If the trust beneficiary does have access to the assets in the trust, called present possessory right of the property, then any income from the trust would be considered community property.
Creating a trust to siphon shared income or assets during a marriage could be considered defrauding or depleting the community estate. If your spouse does have a trust, you may benefit from consulting with a lawyer experienced in accurately characterizing property and one with the resources to investigate the extent of your spouse’s assets.
Child Support and Alimony in High Asset Divorce Cases
Spousal support, or alimony, is assigned depending on the financial state of each spouse at the divorce’s conclusion. It’s not unusual in many high-asset divorces for one spouse to have been financially dependent on the other. In such situations, the financially reliant spouse might need support to maintain their lifestyle or to become self-sufficient. If one spouse’s actions, such as infidelity or abuse, led to the marriage’s failure, they might owe alimony.
Child support is a separate award from alimony. It’s calculated based on the number of children the couple shares as a percentage of the payer’s monthly net income, per the guidelines set forth by the Texas Office of the Attorney General (OAG). However, if the paying spouse earns over $7,500 monthly, they might pay more than the calculator suggests. Ultimately, if the couple doesn’t mediate a child support agreement, a Texas family law judge determines the award.
Complications in High Asset Divorce Cases
Expect a high net-worth divorce to take longer to settle than one in which neither party has substantial assets. Part of this is because your attorney might recommend forensic accounting for community and separate property to ensure fairness.
Other considerations that can make a high-asset divorce more complicated and time-consuming include the following:
- How complex the property and assets are
- Whether a trust or other legal entity was used to shelter property or assets
- Whether there are off-shore assets or property
- If non-standard child support or alimony applies
When looking for high-asset divorce lawyer in Austin to represent you, it’s crucial to find one with the experience and resources settling a financially complicated divorce requires. Some family lawyers specialize in complex divorces, using forensic accountants and investigators to detail marital property.
A high net-worth divorce may be more contentious than another divorce where there isn’t much to divide. The high-earning spouse might believe they deserve the fruits of their labor, while the economically dependent spouse might argue for compensation for staying at home or sacrificing their career for the other’s success.
Sorting the property ownership documentation may take time and require expert review. That’s why hiring an experienced high-asset divorce lawyer is crucial. Your attorney prioritizes your interests and might seek second opinions on asset appraisals, for example.

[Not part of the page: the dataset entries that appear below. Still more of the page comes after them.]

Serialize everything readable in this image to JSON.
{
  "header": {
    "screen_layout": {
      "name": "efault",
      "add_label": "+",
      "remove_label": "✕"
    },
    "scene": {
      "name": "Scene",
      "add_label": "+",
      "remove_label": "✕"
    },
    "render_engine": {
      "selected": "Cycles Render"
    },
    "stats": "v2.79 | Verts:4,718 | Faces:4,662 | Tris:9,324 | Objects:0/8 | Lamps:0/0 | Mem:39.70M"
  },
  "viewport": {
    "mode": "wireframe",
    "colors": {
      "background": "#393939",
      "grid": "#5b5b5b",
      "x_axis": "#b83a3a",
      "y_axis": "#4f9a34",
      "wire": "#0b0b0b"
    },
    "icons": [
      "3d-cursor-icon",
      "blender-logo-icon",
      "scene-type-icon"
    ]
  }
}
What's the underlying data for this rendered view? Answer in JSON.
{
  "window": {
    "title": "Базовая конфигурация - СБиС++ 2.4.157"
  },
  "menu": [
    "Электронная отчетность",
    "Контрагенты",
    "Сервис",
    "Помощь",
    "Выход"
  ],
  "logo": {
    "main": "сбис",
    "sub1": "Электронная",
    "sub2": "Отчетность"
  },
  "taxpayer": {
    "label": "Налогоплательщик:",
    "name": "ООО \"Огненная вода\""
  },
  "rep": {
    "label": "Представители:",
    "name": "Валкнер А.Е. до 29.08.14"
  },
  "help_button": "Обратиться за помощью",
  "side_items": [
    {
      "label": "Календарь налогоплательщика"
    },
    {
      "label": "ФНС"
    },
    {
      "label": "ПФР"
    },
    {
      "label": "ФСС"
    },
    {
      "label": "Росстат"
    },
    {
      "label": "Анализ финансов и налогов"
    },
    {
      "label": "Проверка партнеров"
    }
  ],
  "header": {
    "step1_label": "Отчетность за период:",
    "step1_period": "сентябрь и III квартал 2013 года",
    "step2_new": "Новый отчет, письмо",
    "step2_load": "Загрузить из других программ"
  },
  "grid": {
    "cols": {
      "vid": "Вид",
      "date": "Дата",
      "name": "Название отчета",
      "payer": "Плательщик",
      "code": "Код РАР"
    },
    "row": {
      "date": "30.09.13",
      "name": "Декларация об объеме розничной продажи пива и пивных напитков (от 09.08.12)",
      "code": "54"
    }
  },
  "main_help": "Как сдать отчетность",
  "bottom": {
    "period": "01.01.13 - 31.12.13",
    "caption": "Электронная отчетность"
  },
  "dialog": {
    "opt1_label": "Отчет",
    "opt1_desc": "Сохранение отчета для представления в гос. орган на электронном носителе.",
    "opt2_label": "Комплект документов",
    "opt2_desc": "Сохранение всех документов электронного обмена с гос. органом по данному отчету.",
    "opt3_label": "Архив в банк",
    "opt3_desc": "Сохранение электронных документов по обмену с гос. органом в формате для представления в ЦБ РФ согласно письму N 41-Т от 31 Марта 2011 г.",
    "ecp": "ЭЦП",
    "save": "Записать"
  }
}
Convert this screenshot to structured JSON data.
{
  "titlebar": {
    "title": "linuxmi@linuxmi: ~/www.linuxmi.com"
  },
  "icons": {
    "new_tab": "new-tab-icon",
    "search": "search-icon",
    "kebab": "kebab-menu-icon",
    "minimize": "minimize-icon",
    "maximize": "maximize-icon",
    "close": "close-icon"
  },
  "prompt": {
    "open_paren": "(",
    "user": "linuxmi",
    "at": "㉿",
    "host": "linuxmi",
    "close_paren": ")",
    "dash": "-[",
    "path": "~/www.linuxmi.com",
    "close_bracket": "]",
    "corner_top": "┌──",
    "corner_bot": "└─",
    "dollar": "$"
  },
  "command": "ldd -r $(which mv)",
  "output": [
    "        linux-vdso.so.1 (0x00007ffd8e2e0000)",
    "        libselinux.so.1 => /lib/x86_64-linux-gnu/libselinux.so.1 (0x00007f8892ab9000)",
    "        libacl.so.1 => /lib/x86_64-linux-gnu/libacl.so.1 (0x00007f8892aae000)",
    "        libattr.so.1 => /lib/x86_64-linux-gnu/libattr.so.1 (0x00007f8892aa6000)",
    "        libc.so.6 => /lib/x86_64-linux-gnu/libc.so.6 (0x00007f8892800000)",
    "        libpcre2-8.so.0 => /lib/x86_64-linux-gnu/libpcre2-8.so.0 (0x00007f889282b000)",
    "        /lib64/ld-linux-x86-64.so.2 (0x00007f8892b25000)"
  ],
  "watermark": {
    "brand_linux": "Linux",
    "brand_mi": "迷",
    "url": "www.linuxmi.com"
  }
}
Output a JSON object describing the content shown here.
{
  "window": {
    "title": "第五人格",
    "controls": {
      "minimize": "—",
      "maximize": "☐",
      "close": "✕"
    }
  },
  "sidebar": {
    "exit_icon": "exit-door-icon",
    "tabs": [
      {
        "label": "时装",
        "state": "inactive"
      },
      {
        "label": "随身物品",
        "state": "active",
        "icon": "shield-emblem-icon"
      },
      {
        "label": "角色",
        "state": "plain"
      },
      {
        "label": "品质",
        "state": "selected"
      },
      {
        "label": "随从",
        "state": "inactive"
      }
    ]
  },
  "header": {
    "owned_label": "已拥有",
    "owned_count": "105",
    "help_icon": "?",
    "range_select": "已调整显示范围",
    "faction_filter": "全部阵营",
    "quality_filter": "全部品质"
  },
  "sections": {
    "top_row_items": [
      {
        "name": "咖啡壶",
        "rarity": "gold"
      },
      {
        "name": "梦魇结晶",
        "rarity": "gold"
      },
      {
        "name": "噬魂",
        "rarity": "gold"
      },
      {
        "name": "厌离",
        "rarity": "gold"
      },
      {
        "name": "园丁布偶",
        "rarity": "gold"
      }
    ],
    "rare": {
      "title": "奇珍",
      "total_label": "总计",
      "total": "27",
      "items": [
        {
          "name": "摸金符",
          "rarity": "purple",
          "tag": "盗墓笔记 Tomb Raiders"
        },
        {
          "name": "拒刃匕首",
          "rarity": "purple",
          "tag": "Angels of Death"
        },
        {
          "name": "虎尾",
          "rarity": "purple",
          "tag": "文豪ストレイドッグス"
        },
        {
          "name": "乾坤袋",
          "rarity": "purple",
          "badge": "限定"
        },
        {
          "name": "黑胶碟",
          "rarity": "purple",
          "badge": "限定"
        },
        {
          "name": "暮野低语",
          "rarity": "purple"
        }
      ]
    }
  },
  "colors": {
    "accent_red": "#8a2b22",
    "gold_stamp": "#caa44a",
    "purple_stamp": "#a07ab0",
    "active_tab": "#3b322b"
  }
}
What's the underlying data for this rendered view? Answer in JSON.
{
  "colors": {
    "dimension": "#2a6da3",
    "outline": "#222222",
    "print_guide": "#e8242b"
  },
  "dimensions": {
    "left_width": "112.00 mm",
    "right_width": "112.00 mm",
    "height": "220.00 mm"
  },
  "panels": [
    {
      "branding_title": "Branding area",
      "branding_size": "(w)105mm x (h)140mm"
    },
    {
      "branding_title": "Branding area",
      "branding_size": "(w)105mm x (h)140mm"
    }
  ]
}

Do You Need Help Protecting Your Assets in a High Net Worth Divorce?
If you have a high net worth and are contemplating divorce or are financially dependent on a high-earning spouse, an experienced high-asset divorce lawyer in Austin can guide you through the process and fight for your interests.
The family law attorneys at Smith Family Law have the experience and resources to examine the extent of your marital estate and the tenacity to negotiate a favorable outcome for your divorce. If you are concerned about any issues regarding property division in a divorce or wish to pursue spousal support, contact our firm for a free, confidential consultation with a skilled Texas divorce lawyer. Our award-winning team can help you obtain the results that you deserve.